[[ Input open ]]

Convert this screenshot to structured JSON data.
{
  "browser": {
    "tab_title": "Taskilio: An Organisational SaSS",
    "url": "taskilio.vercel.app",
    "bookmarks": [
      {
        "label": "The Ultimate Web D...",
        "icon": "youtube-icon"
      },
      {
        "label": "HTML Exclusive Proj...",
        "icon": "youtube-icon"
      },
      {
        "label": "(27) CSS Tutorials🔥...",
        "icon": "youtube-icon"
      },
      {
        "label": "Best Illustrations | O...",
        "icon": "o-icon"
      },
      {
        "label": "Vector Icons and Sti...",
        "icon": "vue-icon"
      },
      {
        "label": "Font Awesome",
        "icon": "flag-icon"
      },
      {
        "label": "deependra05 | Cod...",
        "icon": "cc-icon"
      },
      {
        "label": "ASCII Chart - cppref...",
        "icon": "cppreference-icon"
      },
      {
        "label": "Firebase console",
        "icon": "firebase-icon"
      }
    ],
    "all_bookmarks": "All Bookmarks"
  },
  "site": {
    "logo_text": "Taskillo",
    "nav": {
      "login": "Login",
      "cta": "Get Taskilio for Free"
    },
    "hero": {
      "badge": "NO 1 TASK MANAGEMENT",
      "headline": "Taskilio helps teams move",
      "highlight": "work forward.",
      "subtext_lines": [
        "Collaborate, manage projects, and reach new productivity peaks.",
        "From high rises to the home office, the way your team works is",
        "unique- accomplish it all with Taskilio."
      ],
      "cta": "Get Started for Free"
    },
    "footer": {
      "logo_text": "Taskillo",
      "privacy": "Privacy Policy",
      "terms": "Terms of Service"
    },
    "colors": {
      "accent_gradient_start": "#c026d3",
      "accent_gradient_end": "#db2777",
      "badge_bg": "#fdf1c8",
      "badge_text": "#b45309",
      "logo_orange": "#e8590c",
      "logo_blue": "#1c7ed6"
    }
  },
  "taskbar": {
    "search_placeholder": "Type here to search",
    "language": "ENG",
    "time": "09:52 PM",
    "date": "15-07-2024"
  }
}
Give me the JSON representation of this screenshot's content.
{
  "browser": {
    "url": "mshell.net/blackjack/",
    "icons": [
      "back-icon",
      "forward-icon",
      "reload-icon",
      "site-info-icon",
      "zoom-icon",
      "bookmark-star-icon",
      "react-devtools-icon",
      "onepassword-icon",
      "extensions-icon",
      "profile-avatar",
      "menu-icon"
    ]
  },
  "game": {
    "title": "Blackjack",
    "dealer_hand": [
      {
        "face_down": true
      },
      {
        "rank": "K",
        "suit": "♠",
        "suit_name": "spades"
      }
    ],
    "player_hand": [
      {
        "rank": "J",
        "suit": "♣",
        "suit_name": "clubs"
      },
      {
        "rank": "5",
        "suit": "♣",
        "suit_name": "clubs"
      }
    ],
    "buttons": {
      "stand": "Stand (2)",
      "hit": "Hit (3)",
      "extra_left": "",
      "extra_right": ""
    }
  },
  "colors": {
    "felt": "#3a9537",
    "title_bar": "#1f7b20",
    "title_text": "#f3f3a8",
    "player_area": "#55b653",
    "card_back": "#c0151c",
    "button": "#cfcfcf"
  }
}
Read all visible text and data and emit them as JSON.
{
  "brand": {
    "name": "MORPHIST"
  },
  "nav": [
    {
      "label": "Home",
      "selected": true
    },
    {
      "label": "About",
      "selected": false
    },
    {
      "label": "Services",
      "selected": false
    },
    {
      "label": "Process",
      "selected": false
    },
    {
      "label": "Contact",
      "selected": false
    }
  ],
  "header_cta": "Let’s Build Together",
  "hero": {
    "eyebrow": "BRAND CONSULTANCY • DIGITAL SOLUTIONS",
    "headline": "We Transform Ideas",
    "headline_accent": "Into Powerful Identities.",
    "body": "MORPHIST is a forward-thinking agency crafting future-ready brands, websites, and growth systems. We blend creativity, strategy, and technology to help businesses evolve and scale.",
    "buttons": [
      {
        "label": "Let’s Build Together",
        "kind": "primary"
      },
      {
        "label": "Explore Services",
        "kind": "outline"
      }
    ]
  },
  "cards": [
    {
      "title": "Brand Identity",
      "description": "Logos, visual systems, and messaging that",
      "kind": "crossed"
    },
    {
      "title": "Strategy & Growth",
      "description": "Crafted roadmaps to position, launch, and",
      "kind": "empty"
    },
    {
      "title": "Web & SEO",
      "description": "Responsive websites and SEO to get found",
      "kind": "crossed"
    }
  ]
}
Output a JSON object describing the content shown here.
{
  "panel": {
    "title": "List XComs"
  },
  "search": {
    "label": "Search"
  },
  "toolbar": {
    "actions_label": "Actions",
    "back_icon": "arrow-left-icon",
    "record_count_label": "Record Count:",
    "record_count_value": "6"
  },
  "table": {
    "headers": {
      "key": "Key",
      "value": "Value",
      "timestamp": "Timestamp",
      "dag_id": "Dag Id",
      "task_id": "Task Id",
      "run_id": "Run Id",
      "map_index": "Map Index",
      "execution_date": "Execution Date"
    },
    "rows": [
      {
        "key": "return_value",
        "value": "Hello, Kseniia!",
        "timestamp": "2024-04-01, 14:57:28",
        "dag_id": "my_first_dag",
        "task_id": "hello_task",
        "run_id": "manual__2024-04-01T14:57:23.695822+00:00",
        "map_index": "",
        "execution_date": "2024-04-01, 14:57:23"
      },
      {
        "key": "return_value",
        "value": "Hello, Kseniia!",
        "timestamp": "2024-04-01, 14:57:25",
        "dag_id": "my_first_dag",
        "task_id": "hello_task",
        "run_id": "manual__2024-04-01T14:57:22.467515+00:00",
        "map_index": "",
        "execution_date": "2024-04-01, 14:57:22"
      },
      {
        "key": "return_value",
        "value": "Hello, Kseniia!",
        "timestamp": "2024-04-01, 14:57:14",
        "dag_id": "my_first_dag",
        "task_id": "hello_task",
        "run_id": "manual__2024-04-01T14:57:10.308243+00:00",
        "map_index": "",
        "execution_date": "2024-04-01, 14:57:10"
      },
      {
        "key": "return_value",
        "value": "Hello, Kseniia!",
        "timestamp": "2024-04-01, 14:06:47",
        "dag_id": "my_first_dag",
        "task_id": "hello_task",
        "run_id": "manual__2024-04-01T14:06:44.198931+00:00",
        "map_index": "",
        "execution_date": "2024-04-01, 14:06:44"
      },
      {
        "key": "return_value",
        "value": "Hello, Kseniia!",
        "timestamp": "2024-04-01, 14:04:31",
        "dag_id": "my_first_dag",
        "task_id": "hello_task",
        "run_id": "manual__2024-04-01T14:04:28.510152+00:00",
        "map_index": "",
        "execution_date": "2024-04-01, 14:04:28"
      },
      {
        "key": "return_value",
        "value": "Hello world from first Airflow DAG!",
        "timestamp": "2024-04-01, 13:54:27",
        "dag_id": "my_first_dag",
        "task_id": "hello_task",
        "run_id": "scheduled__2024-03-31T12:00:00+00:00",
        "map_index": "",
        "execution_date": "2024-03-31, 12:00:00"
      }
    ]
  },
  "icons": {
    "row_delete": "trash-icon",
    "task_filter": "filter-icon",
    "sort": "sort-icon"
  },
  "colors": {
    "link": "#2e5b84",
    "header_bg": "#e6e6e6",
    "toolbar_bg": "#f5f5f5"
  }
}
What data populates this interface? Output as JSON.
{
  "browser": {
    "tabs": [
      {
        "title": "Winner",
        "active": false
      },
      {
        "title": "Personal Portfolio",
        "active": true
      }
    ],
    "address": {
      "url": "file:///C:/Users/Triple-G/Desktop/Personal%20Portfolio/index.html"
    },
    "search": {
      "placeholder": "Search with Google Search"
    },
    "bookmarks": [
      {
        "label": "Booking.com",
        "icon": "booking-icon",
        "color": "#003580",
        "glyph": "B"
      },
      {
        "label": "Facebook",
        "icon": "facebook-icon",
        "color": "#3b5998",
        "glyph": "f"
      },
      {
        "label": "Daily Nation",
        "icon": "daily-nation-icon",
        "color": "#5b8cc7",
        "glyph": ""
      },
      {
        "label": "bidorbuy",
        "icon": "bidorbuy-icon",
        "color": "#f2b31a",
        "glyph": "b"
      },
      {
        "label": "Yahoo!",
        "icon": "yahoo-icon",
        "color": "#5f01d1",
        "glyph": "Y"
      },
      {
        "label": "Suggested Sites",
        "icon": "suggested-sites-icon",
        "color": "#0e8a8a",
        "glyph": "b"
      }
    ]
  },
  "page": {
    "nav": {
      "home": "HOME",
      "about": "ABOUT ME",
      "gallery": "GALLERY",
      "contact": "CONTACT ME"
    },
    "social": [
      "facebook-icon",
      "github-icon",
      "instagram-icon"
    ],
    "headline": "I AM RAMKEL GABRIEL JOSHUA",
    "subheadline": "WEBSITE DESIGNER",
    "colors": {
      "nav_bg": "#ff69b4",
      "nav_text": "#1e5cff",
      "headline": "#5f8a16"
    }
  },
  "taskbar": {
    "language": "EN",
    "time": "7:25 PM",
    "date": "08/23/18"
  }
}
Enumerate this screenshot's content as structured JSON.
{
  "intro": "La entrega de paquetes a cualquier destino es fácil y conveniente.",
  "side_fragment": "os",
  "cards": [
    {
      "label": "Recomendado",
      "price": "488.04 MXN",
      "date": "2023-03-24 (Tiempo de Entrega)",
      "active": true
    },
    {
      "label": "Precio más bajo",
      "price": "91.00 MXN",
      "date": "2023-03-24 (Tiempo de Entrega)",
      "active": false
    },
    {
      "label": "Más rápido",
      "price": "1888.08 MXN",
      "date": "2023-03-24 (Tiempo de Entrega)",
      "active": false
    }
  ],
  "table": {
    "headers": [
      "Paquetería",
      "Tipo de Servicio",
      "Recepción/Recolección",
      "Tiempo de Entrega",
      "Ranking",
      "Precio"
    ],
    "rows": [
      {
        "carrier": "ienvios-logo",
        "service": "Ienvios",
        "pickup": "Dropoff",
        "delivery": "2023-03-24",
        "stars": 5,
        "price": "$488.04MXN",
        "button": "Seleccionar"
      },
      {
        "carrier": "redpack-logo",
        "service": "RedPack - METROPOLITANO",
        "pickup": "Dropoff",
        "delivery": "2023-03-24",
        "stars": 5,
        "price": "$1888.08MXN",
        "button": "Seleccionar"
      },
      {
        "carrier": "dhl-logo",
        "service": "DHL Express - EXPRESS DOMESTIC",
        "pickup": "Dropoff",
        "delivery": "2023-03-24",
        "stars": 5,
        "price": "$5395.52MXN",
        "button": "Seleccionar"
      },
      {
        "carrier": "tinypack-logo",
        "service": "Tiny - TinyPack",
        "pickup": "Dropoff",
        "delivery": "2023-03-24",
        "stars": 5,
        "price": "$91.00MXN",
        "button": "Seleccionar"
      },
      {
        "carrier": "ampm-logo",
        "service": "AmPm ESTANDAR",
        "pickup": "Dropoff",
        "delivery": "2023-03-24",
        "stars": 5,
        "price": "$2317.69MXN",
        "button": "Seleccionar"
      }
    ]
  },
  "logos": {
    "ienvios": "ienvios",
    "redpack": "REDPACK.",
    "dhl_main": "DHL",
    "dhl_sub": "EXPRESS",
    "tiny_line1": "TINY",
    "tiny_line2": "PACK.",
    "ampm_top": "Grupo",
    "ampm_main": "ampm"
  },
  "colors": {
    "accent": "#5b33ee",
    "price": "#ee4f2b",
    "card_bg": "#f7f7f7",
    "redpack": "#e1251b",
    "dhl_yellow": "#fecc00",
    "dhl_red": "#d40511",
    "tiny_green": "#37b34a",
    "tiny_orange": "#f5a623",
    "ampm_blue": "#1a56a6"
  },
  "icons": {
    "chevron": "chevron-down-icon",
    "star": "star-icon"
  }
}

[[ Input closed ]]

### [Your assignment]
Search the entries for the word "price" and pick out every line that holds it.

### [Answer to the problem]
      "price": "488.04 MXN",
      "price": "91.00 MXN",
      "price": "1888.08 MXN",
        "price": "$488.04MXN",
        "price": "$1888.08MXN",
        "price": "$5395.52MXN",
        "price": "$91.00MXN",
        "price": "$2317.69MXN",
    "price": "#ee4f2b",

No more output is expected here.